From my European perspective – industriousness is primarily an American thing. Nothing wrong with it. It made us who we are. All of a sudden, we are painting our homes, attending virtual concerts, moving dirt around, building additions to our homes. We are super busy, all the time, every time, day and night, as if some sort of moral judgement awaits us at the end of each day ready to strike. I have no major projects to work on. No retaining walls to build, no paint jobs, no office remodeling projects, nothing to prove. I have already written a novel, so what should I write now? The restless ants working inside my brain are spilling into my sink and into the pages of my journal, feeding on the scattered leftovers of my past lives.
“I hate public displays of affection,” a woman I once loved used to tell me. It was embarrassing to be seen in public holding hands, to read Neruda or Leonard Cohen in the burned shadow of the Notre Dame cathedral, or to say I love you. Some of us have been practicing social distancing well before it became the law. My sink full of dishes disagrees that appearances must be kept at all cost.
And even if technology has been making us more connected than ever, we are still unable to live with ourselves. After the screens of our devices turn dark, after we run out of movies, after the music stops, reality kicks in like a long-lasting toothache. Only a few of our children know how to reach for their inner selves. They don’t know that aloneness is not loneliness; that aloneness is balance. There is an untranslatable Spanish word: “recogimiento” that is often mentioned when it comes to Borges. The blind poet is the ultimate embodiment of this concept. It has nothing to do with creating a prison within yourself. Living in “recogimiento” is about discovering your inner resources and opening the pantry of your soul, finding that even in the darkest hours, you have enough resources. I am not sure how one gets there, but if you do, your fears will stop translating into being busy all the time. Being busy is a type of avoiding our reflections in the vast army of mirrors surrounding us

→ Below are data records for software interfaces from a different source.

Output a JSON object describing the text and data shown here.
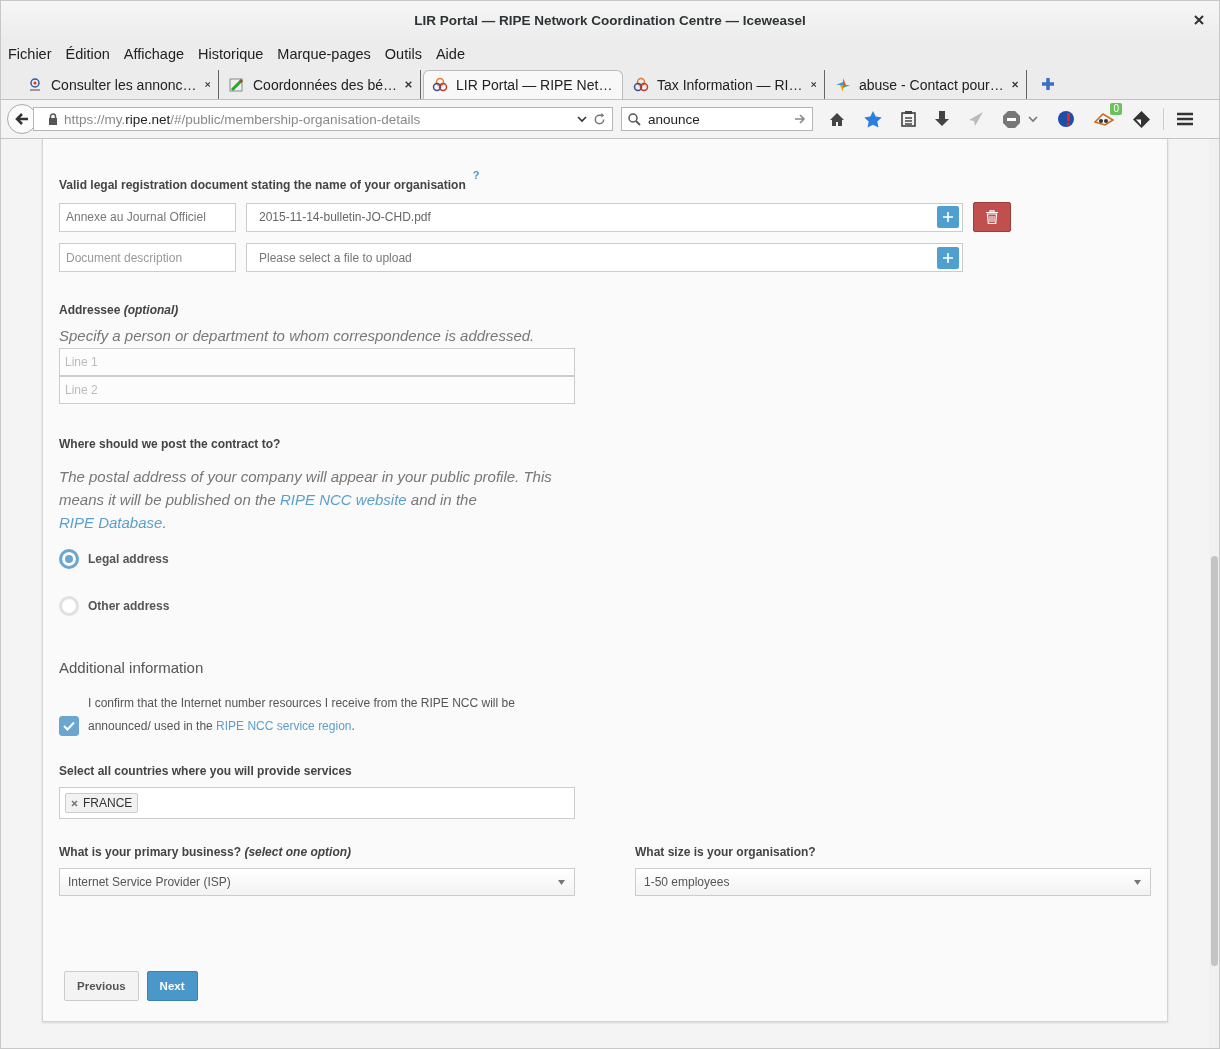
{
  "window": {
    "title": "LIR Portal — RIPE Network Coordination Centre — Iceweasel"
  },
  "menu": [
    "Fichier",
    "Édition",
    "Affichage",
    "Historique",
    "Marque-pages",
    "Outils",
    "Aide"
  ],
  "tabs": [
    {
      "title": "Consulter les annonc…",
      "selected": false
    },
    {
      "title": "Coordonnées des bé…",
      "selected": false
    },
    {
      "title": "LIR Portal — RIPE Net…",
      "selected": true
    },
    {
      "title": "Tax Information — RI…",
      "selected": false
    },
    {
      "title": "abuse - Contact pour…",
      "selected": false
    }
  ],
  "navbar": {
    "url": {
      "scheme": "https://my.",
      "host": "ripe.net",
      "path": "/#/public/membership-organisation-details"
    },
    "search": "anounce",
    "extension_badge": "0"
  },
  "documents": {
    "label": "Valid legal registration document stating the name of your organisation",
    "help": "?",
    "rows": [
      {
        "description": "Annexe au Journal Officiel",
        "description_placeholder": "",
        "file": "2015-11-14-bulletin-JO-CHD.pdf",
        "file_placeholder": "",
        "deletable": true
      },
      {
        "description": "",
        "description_placeholder": "Document description",
        "file": "",
        "file_placeholder": "Please select a file to upload",
        "deletable": false
      }
    ]
  },
  "addressee": {
    "label": "Addressee *(optional)*",
    "hint": "Specify a person or department to whom correspondence is addressed.",
    "lines": [
      {
        "placeholder": "Line 1"
      },
      {
        "placeholder": "Line 2"
      }
    ]
  },
  "contract": {
    "label": "Where should we post the contract to?",
    "text": [
      {
        "kind": "text",
        "text": "The postal address of your company will appear in your public profile. This means it will be published on the "
      },
      {
        "kind": "link",
        "text": "RIPE NCC website"
      },
      {
        "kind": "text",
        "text": " and in the "
      },
      {
        "kind": "link",
        "text": "RIPE Database"
      },
      {
        "kind": "text",
        "text": "."
      }
    ],
    "options": [
      {
        "label": "Legal address",
        "selected": true
      },
      {
        "label": "Other address",
        "selected": false
      }
    ]
  },
  "additional": {
    "heading": "Additional information",
    "confirm": {
      "checked": true,
      "text": [
        {
          "kind": "text",
          "text": "I confirm that the Internet number resources I receive from the RIPE NCC will be announced/ used in the "
        },
        {
          "kind": "link",
          "text": "RIPE NCC service region"
        },
        {
          "kind": "text",
          "text": "."
        }
      ]
    },
    "countries": {
      "label": "Select all countries where you will provide services",
      "tags": [
        "FRANCE"
      ]
    },
    "selects": [
      {
        "label": "What is your primary business? *(select one option)*",
        "value": "Internet Service Provider (ISP)"
      },
      {
        "label": "What size is your organisation?",
        "value": "1-50 employees"
      }
    ]
  },
  "buttons": [
    {
      "label": "Previous",
      "kind": "secondary"
    },
    {
      "label": "Next",
      "kind": "primary"
    }
  ]
}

This will be transformative for most of us. Yet, strangely, the Plague has no power over me except for making me look a little closer at myself. We, Americans, are a bit guilty of blindness, the type that comes with a sense of entitlement. Maybe the American dream needs to be power washed by a tragedy of this magnitude in order for us to wake up. Would it hurt to hold hands again? To pay a little more attention? A little bit more than during the last world war, when we kept dancing to Artie Shaw while the ovens of Auschwitz were working nonstop. A little bit more than after 9/11, when we realized that we were not a happy island anymore. Maybe that’s a type of contribution we could all make while allowing our selves to be filtered through this tragedy. From our self-centered insularity of the beautiful area of Connecticut we live in, maybe it’s time to start learning the names of our neighbors, to have real conversations and meaningful relationships, to do more for each other, to hold hands, to say I love you, to realize that each of us are insanely wealthy just because we are able to open our eyes every morning.